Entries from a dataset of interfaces
◇ ◇ ◇ ◇ ◇ ◇ ◇

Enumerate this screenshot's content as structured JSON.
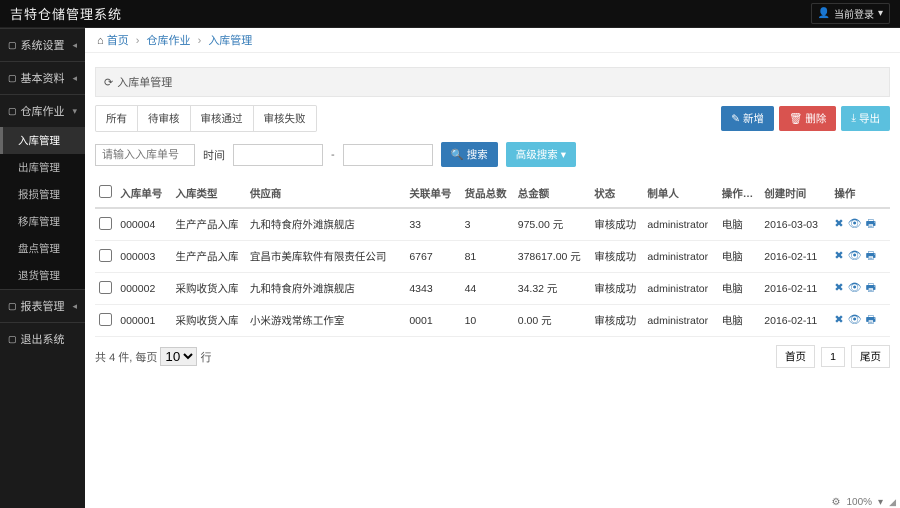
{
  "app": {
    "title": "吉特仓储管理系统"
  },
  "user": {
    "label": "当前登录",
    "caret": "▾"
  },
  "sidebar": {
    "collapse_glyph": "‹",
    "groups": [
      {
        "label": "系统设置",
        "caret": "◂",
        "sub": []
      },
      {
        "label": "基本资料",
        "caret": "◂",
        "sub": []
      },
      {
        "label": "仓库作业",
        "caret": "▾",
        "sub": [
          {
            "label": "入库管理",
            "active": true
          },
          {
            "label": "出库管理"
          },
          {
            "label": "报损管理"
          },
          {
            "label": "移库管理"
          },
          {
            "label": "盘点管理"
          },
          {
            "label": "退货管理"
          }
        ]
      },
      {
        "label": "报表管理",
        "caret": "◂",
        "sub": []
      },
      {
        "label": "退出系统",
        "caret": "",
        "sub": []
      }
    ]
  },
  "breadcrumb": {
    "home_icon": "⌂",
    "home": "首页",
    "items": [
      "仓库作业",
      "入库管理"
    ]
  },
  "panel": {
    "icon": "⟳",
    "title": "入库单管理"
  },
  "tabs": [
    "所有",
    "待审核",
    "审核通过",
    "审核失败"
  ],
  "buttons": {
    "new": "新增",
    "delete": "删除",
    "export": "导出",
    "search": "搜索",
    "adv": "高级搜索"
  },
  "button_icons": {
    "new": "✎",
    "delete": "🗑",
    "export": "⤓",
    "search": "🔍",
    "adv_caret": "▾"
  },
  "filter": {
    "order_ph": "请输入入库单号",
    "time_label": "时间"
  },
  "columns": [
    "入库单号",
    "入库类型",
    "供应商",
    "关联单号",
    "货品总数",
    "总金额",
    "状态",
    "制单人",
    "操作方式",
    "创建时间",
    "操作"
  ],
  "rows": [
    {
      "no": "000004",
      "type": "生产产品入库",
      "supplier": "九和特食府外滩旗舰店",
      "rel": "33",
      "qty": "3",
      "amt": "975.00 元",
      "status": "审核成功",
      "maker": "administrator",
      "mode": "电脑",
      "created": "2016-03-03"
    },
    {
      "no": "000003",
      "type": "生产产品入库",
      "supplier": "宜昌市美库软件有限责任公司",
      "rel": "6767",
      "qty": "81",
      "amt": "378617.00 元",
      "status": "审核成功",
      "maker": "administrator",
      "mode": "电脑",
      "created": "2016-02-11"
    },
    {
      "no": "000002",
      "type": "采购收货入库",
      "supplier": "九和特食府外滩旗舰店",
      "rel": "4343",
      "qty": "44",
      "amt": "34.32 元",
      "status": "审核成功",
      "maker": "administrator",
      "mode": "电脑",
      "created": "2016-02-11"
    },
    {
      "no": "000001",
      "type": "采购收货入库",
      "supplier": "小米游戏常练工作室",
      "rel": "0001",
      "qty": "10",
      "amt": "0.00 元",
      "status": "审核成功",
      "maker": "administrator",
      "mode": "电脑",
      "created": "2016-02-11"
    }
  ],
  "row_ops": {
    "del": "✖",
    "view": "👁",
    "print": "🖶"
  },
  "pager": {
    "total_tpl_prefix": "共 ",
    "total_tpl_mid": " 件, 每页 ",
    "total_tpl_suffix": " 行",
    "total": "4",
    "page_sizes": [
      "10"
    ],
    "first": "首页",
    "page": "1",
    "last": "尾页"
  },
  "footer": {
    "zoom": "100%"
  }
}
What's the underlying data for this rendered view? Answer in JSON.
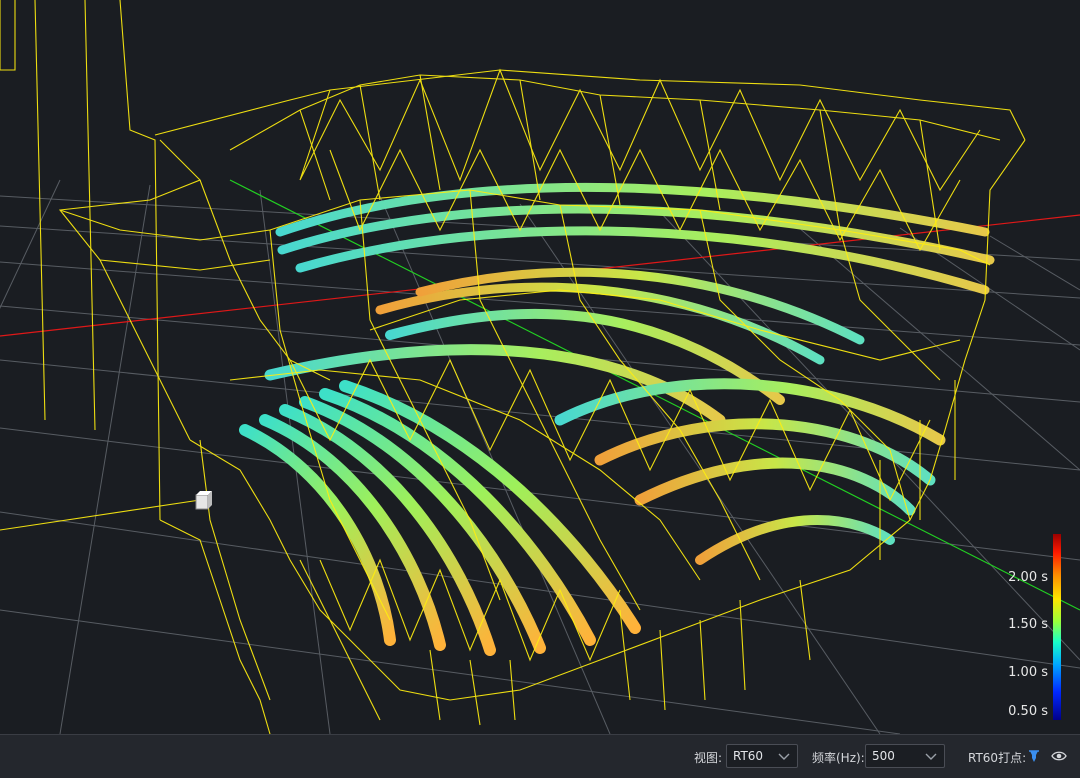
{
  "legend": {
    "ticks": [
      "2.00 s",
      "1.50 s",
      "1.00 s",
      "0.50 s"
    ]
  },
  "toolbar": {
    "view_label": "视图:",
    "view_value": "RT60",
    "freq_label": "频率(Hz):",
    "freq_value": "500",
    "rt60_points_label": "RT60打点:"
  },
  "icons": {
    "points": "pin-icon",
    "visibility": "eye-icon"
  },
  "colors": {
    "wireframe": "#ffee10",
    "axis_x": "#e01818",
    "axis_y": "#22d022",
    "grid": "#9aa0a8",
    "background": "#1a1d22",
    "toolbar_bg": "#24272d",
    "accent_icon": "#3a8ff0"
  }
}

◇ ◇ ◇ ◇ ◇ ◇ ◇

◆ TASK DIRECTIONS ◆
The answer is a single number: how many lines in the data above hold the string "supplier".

◆ RESPONSE TO THE EXERCISE ◆
4